(Interface dataset entries)

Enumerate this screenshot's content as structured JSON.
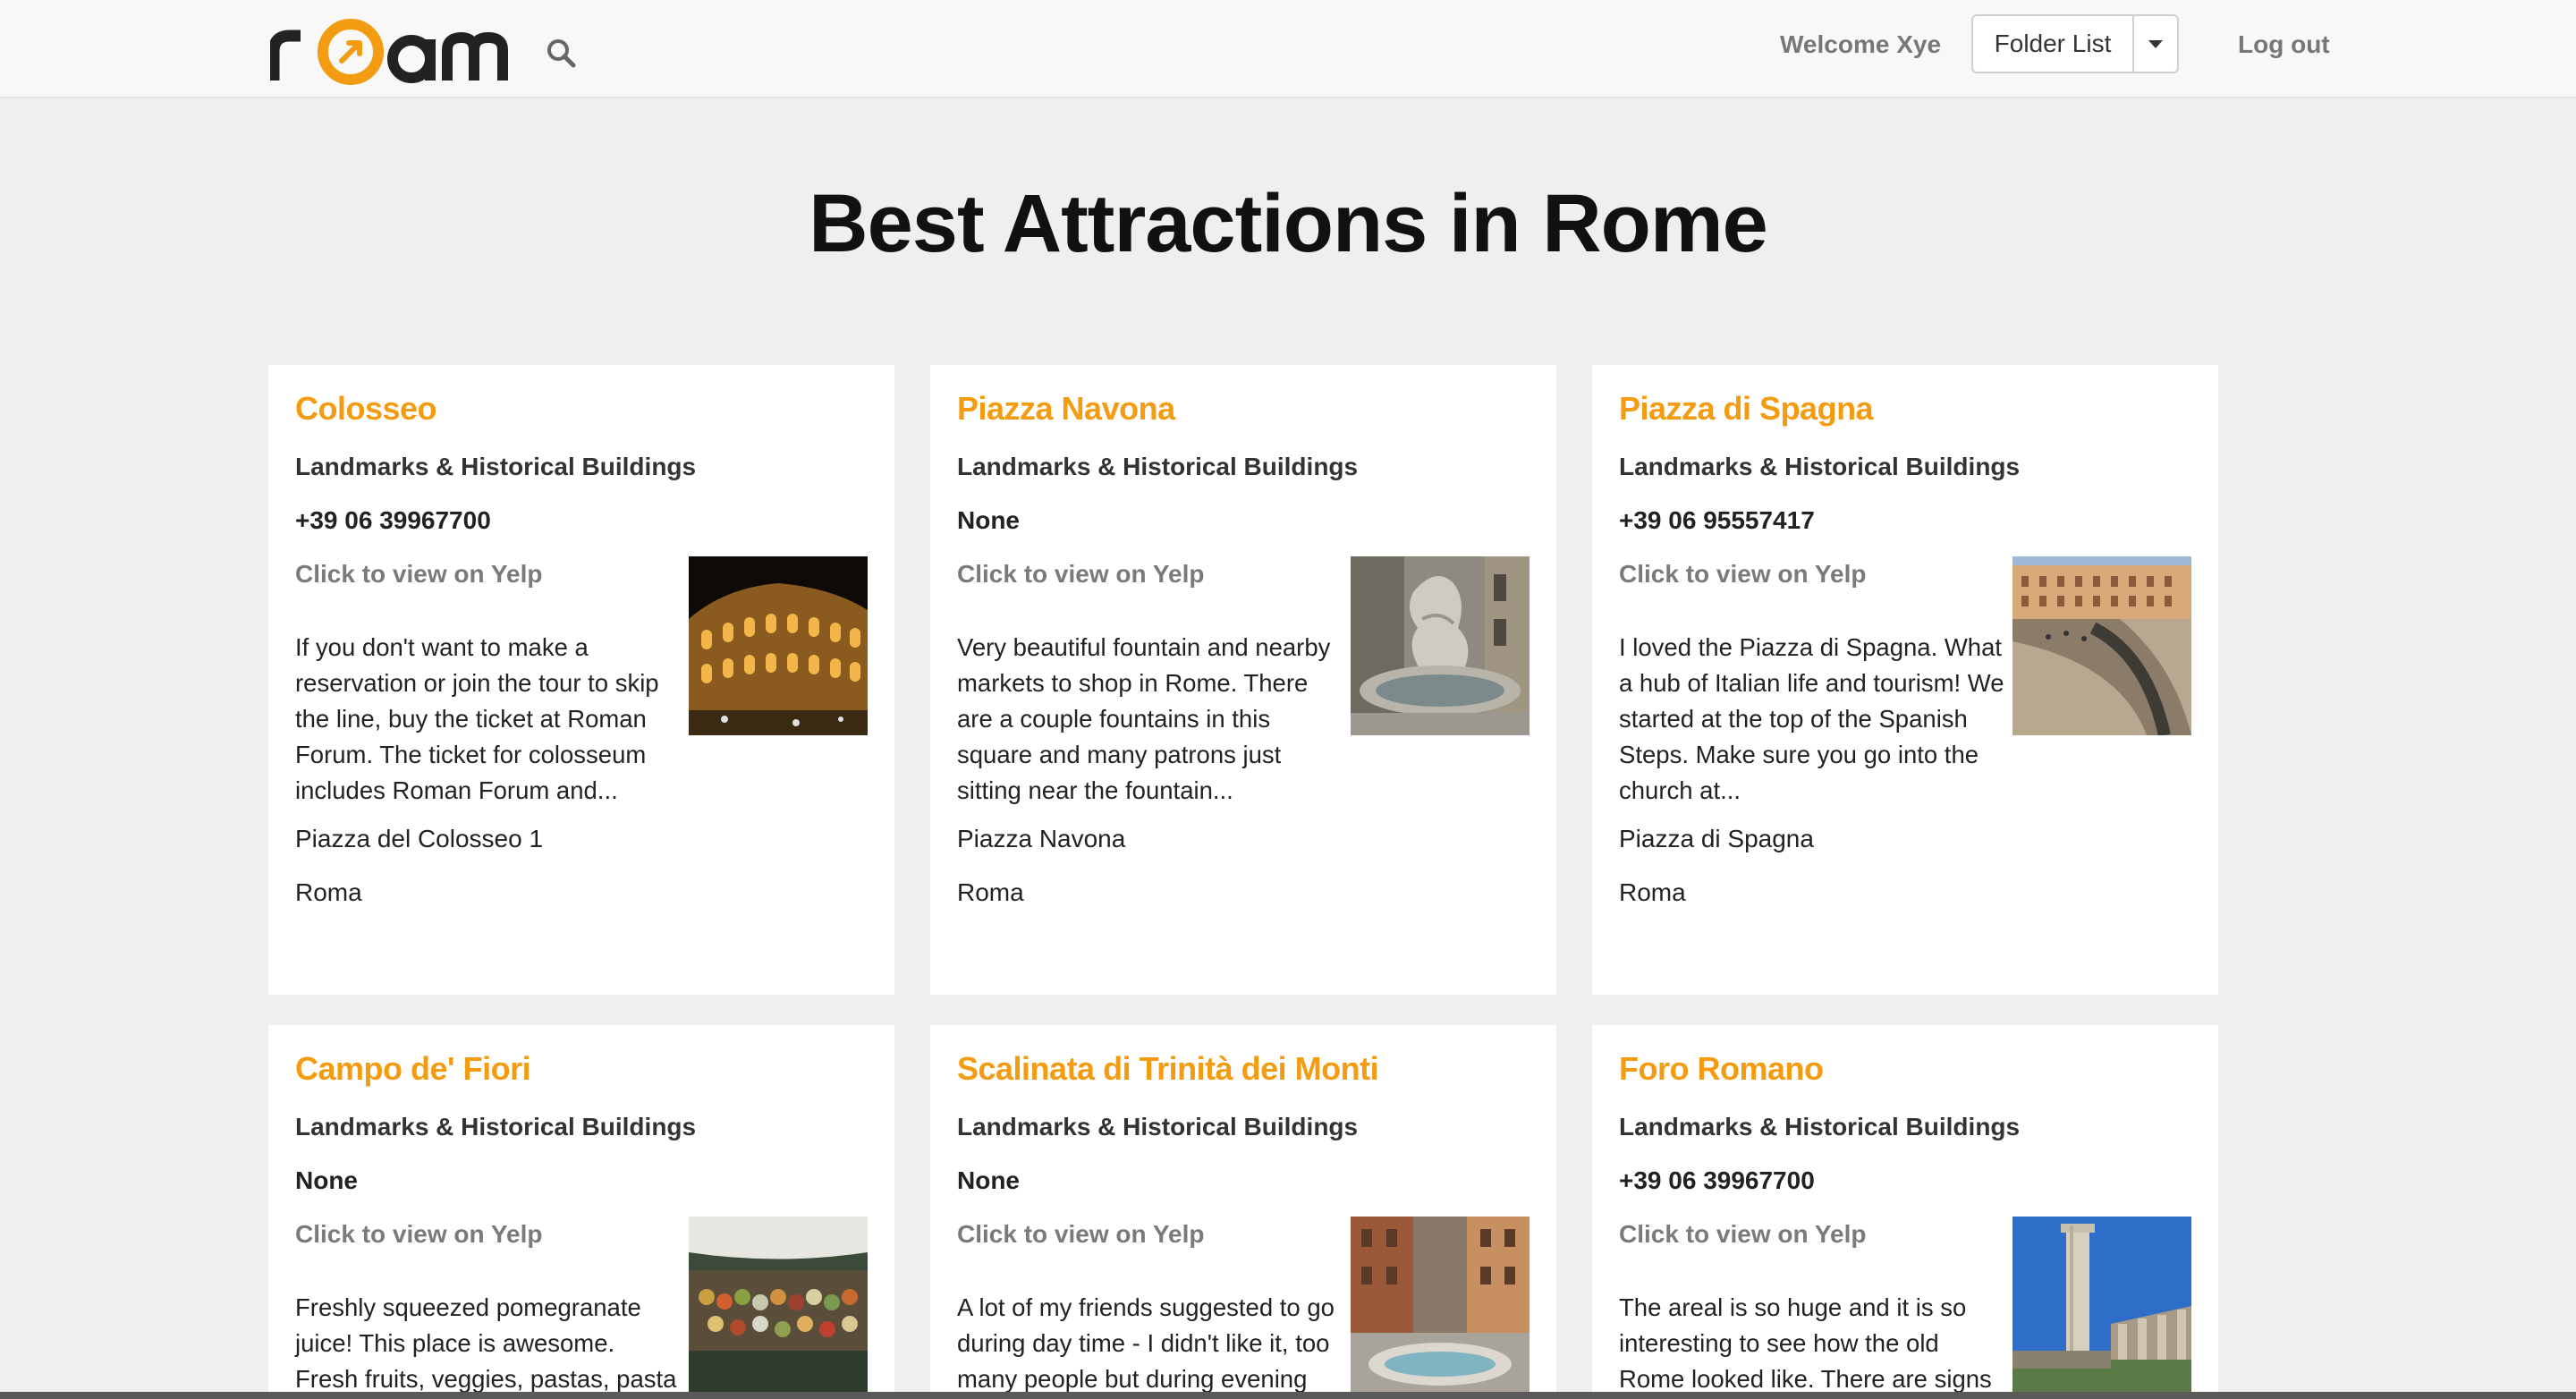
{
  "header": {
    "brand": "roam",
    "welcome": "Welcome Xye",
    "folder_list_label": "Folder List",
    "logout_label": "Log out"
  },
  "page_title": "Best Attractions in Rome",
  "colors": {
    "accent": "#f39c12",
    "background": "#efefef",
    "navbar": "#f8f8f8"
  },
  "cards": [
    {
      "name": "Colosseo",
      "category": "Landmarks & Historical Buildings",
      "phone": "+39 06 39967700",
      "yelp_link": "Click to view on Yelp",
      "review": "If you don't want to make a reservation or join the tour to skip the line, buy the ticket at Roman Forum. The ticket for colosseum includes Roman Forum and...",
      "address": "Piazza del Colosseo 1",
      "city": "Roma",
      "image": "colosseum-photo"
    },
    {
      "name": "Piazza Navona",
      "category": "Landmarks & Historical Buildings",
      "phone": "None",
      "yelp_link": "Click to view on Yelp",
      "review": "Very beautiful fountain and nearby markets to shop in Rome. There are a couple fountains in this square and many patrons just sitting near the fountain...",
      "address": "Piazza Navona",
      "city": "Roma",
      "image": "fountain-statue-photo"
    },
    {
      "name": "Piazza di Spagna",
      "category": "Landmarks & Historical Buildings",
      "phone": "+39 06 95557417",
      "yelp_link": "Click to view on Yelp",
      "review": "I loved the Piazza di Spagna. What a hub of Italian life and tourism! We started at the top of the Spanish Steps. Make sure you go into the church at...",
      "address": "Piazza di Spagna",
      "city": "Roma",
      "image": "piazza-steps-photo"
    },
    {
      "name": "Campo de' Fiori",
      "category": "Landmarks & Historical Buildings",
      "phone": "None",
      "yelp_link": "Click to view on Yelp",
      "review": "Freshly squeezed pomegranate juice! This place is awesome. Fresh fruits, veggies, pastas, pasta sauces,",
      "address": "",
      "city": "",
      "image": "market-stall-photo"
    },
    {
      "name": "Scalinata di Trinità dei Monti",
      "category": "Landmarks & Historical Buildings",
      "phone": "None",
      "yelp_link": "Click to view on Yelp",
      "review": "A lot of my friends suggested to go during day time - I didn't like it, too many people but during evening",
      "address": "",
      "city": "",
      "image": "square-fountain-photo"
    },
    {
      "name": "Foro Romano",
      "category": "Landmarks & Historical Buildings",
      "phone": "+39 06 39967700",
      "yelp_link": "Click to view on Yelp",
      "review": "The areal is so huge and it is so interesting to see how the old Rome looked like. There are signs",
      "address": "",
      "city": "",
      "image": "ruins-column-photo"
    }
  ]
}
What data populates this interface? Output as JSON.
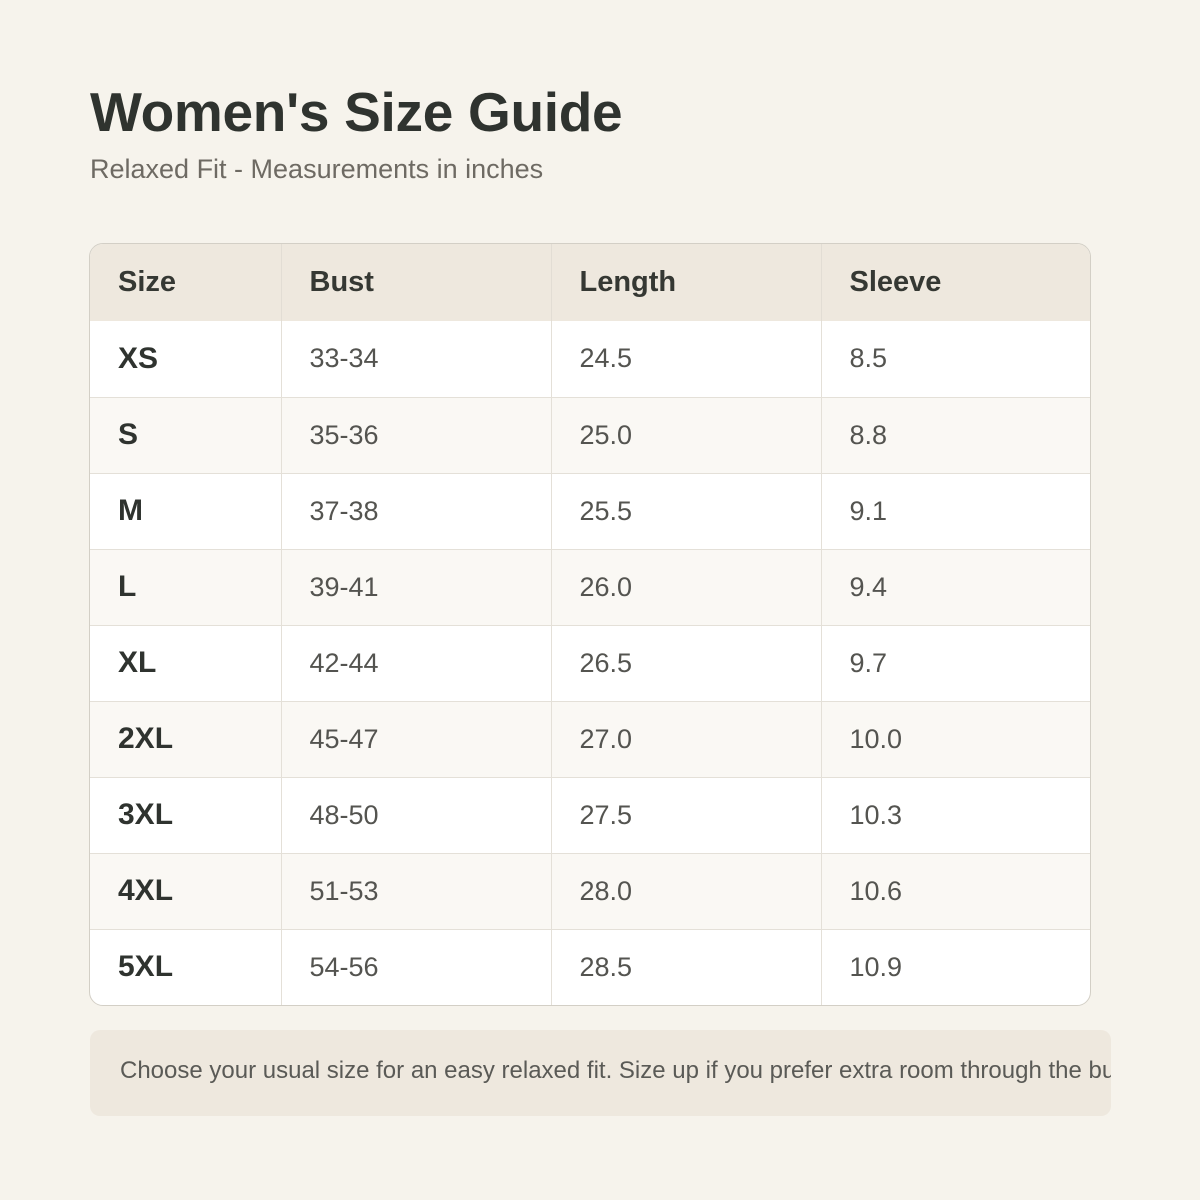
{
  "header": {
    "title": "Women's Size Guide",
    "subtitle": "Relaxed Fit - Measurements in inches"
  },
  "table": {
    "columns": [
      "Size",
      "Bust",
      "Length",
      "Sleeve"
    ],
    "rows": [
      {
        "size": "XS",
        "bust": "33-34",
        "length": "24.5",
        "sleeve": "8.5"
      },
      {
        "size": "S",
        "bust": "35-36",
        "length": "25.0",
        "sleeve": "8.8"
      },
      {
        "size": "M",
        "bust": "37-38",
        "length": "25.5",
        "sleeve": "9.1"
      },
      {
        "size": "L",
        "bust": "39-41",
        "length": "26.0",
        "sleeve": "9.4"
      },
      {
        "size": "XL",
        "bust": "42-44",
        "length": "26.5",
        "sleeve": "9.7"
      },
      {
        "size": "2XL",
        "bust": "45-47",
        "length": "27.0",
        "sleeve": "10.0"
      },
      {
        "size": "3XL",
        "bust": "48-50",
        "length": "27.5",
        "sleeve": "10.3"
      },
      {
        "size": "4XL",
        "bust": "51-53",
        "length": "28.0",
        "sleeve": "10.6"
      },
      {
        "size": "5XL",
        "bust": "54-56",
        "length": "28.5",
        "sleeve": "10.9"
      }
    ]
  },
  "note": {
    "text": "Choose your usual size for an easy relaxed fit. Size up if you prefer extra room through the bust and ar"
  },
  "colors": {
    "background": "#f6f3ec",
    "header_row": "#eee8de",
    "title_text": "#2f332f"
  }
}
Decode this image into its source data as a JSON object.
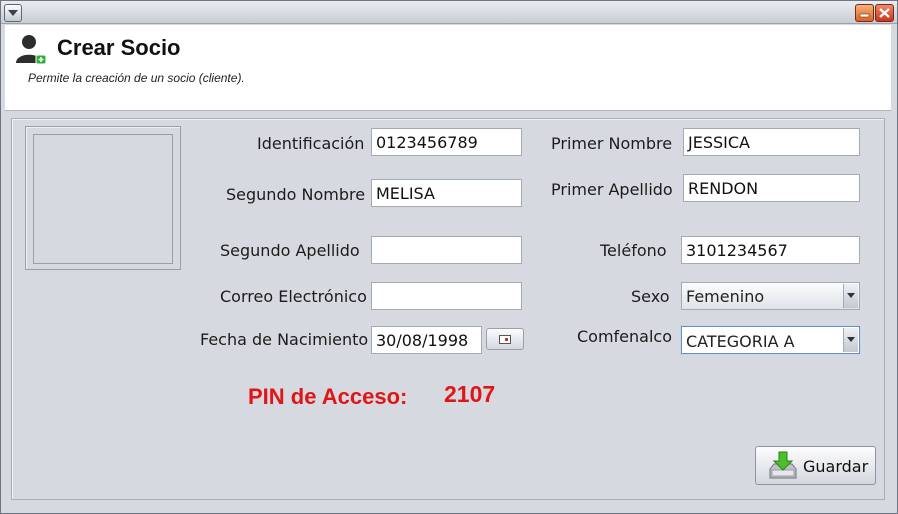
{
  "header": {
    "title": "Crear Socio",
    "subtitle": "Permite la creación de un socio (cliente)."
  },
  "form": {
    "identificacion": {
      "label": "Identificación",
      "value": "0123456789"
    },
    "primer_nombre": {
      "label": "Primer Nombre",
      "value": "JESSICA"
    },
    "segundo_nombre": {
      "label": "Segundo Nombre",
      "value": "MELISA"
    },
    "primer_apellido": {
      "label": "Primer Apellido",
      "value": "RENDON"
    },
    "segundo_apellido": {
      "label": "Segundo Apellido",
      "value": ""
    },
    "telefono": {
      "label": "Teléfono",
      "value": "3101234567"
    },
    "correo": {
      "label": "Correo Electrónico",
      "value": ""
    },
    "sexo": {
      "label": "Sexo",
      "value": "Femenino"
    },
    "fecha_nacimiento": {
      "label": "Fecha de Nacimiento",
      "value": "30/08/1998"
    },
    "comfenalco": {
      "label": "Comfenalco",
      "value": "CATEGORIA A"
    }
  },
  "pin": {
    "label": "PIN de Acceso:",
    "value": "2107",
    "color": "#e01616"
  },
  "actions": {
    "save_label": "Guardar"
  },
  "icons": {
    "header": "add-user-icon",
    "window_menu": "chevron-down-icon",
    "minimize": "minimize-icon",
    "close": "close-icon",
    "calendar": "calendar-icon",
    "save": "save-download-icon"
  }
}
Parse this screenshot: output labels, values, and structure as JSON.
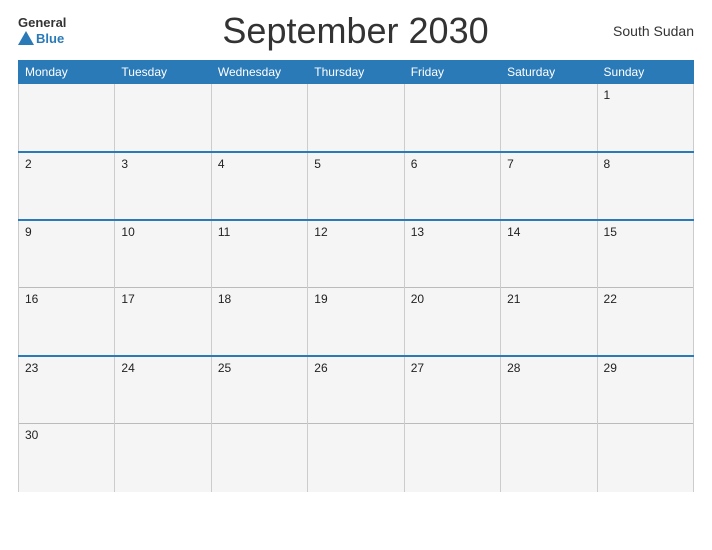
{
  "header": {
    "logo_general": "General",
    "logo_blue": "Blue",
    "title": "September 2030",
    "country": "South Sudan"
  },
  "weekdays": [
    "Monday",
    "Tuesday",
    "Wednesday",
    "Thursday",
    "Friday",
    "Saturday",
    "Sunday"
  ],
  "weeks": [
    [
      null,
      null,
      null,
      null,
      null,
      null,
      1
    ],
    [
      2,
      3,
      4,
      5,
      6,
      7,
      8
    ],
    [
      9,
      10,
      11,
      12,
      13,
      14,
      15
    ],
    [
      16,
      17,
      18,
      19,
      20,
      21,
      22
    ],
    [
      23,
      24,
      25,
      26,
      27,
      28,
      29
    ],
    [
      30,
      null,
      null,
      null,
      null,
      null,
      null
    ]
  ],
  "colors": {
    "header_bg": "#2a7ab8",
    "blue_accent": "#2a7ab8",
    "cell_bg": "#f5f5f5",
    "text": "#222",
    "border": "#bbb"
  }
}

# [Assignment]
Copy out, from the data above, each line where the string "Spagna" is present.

# [Reply to the exercise]
      "name": "Piazza di Spagna",
      "review": "I loved the Piazza di Spagna. What a hub of Italian life and tourism! We started at the top of the Spanish Steps. Make sure you go into the church at...",
      "address": "Piazza di Spagna",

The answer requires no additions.